By both of their accounts, Gordon and Cooper had an instant connection.

“There are certain moments in your life where your instincts sharpen and tell you what to do,” Cooper says. “When I met Shep, I knew he was one of us.”

When they met, the band hadn’t been in L.A. long and hadn’t seen a lot of success. They’d had a good run in Phoenix, where they had formed as high-schoolers. But L.A. audiences didn’t seem to appreciate the particular brand of performance. Rather than airbrushing the band’s image, Gordon egged them on, encouraging onstage antics that included simulating executions with guillotines or electric chairs, Cooper wrapping himself in a 15-foot-long snake and doing unspeakable things to baby dolls.

“Shep was the guy from the outside who was smart enough to see what was great about the band and emphasize that,” Cooper says. “He understood what the audience reacted to. And the more negative press we got in the beginning, the bigger we got.”

Cooper took off, with hit songs like School’s Out and I’m Eighteen.

With Alice Cooper gaining mainstream success, Gordon sought new challenges, taking on clients that included singers Anne Murray and Teddy Pendergrass, bands Blondie and The Pointer Sisters, and actress Raquel Welch. He launched his own company, Alive Enterprises, which also produced films.

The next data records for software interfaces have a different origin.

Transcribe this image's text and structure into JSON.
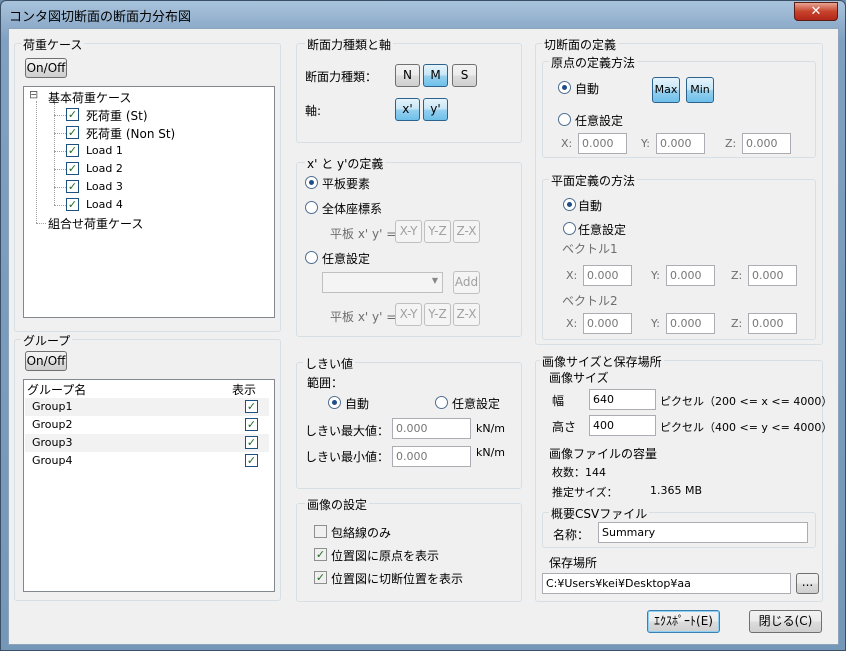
{
  "window": {
    "title": "コンタ図切断面の断面力分布図",
    "close": "✕"
  },
  "loadcase": {
    "title": "荷重ケース",
    "onoff": "On/Off",
    "expander": "⊟",
    "root": "基本荷重ケース",
    "items": [
      "死荷重 (St)",
      "死荷重 (Non St)",
      "Load 1",
      "Load 2",
      "Load 3",
      "Load 4"
    ],
    "checks": [
      "✓",
      "✓",
      "✓",
      "✓",
      "✓",
      "✓"
    ],
    "combo": "組合せ荷重ケース"
  },
  "group": {
    "title": "グループ",
    "onoff": "On/Off",
    "col_name": "グループ名",
    "col_show": "表示",
    "rows": [
      {
        "name": "Group1",
        "check": "✓"
      },
      {
        "name": "Group2",
        "check": "✓"
      },
      {
        "name": "Group3",
        "check": "✓"
      },
      {
        "name": "Group4",
        "check": "✓"
      }
    ]
  },
  "force": {
    "title": "断面力種類と軸",
    "type_label": "断面力種類：",
    "types": [
      "N",
      "M",
      "S"
    ],
    "axis_label": "軸:",
    "axes": [
      "x'",
      "y'"
    ]
  },
  "xy": {
    "title": "x' と y'の定義",
    "opt1": "平板要素",
    "opt2": "全体座標系",
    "plane_label": "平板 x' y' =",
    "planes": [
      "X-Y",
      "Y-Z",
      "Z-X"
    ],
    "opt3": "任意設定",
    "add": "Add",
    "plane_label2": "平板 x' y' ="
  },
  "threshold": {
    "title": "しきい値",
    "range": "範囲：",
    "auto": "自動",
    "manual": "任意設定",
    "max_label": "しきい最大値：",
    "max_val": "0.000",
    "min_label": "しきい最小値：",
    "min_val": "0.000",
    "unit1": "kN/m",
    "unit2": "kN/m"
  },
  "image_settings": {
    "title": "画像の設定",
    "opt1": "包絡線のみ",
    "opt2": "位置図に原点を表示",
    "opt3": "位置図に切断位置を表示",
    "check2": "✓",
    "check3": "✓"
  },
  "cut": {
    "title": "切断面の定義",
    "origin_title": "原点の定義方法",
    "auto": "自動",
    "max": "Max",
    "min": "Min",
    "manual": "任意設定",
    "x_label": "X:",
    "x": "0.000",
    "y_label": "Y:",
    "y": "0.000",
    "z_label": "Z:",
    "z": "0.000",
    "plane_title": "平面定義の方法",
    "p_auto": "自動",
    "p_manual": "任意設定",
    "v1_title": "ベクトル1",
    "v1": {
      "xl": "X:",
      "x": "0.000",
      "yl": "Y:",
      "y": "0.000",
      "zl": "Z:",
      "z": "0.000"
    },
    "v2_title": "ベクトル2",
    "v2": {
      "xl": "X:",
      "x": "0.000",
      "yl": "Y:",
      "y": "0.000",
      "zl": "Z:",
      "z": "0.000"
    }
  },
  "imgsize": {
    "title": "画像サイズと保存場所",
    "size_title": "画像サイズ",
    "w_label": "幅",
    "w_val": "640",
    "w_unit": "ピクセル（200 <= x <= 4000）",
    "h_label": "高さ",
    "h_val": "400",
    "h_unit": "ピクセル（400 <= y <= 4000）",
    "cap_title": "画像ファイルの容量",
    "count": "枚数：144",
    "est": "推定サイズ：",
    "est_val": "1.365 MB",
    "csv_title": "概要CSVファイル",
    "csv_label": "名称：",
    "csv_val": "Summary",
    "save_title": "保存場所",
    "path": "C:¥Users¥kei¥Desktop¥aa",
    "browse": "..."
  },
  "footer": {
    "export": "ｴｸｽﾎﾟｰﾄ(E)",
    "close": "閉じる(C)"
  },
  "colors": {
    "accent_on": "#98d1ef",
    "frame": "#7fa0c0",
    "check": "#1f6b1f"
  }
}
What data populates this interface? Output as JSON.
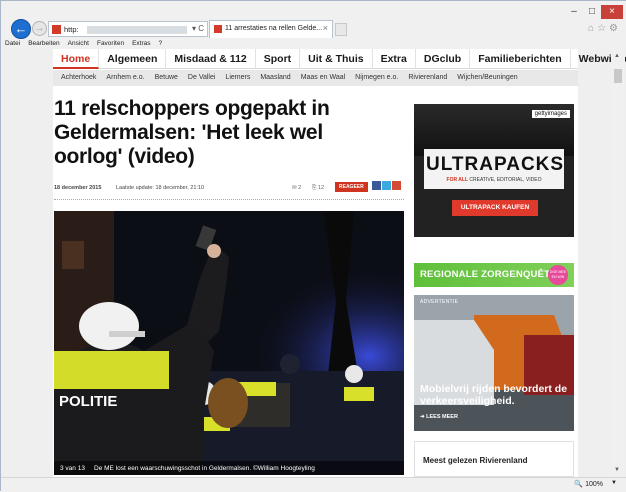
{
  "browser": {
    "address_protocol": "http:",
    "address_controls": "▾ C",
    "tab_title": "11 arrestaties na rellen Gelde...",
    "tab_close": "×",
    "menu": [
      "Datei",
      "Bearbeiten",
      "Ansicht",
      "Favoriten",
      "Extras",
      "?"
    ],
    "window_controls": {
      "minimize": "–",
      "maximize": "□",
      "close": "×"
    },
    "zoom": "100%"
  },
  "site": {
    "main_nav": [
      "Home",
      "Algemeen",
      "Misdaad & 112",
      "Sport",
      "Uit & Thuis",
      "Extra",
      "DGclub",
      "Familieberichten",
      "Webwinkel"
    ],
    "active_nav": "Home",
    "sub_nav": [
      "Achterhoek",
      "Arnhem e.o.",
      "Betuwe",
      "De Vallei",
      "Liemers",
      "Maasland",
      "Maas en Waal",
      "Nijmegen e.o.",
      "Rivierenland",
      "Wijchen/Beuningen"
    ]
  },
  "article": {
    "headline": "11 relschoppers opgepakt in Geldermalsen: 'Het leek wel oorlog' (video)",
    "date": "18 december 2015",
    "update": "Laatste update: 18 december, 21:10",
    "count1": "2",
    "count2": "12",
    "reageer": "REAGEER",
    "photo": {
      "counter": "3 van 13",
      "caption": "De ME lost een waarschuwingsschot in Geldermalsen. ©William Hoogteyling",
      "vest_text": "POLITIE"
    }
  },
  "sidebar": {
    "ad1": {
      "getty": "gettyimages",
      "title": "ULTRAPACKS",
      "tagline_prefix": "FOR ALL",
      "tagline_rest": "CREATIVE, EDITORIAL, VIDEO",
      "button": "ULTRAPACK KAUFEN"
    },
    "zorg": {
      "title": "REGIONALE ZORGENQUÊTE",
      "badge": "DOE MEE EN WIN"
    },
    "ad2": {
      "label": "ADVERTENTIE",
      "headline": "Mobielvrij rijden bevordert de verkeersveiligheid.",
      "more": "➜ LEES MEER"
    },
    "meest_gelezen": "Meest gelezen Rivierenland"
  },
  "colors": {
    "accent": "#d0331f",
    "ie_blue": "#1e6fd0",
    "zorg_green": "#5fbf3a"
  }
}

In the mid-1970s, Gordon spent a couple weeks in Honolulu to take a break from the L.A. scene. Local music promoter Tom Moffatt, who had met Gordon through a mutual friend, happened to be putting on a show on Maui, so he took Gordon with him.

“Shep just fell in love with Maui immediately. He is just a genuine person, and he is a nice person, and he is very giving,” Moffatt says of Gordon, whom he calls a “dear friend.” “He has a great aura about him. He is somebody you like from the moment you meet him.”

Within days of that show, Gordon bought a house in Kihei — the same one he lives in today.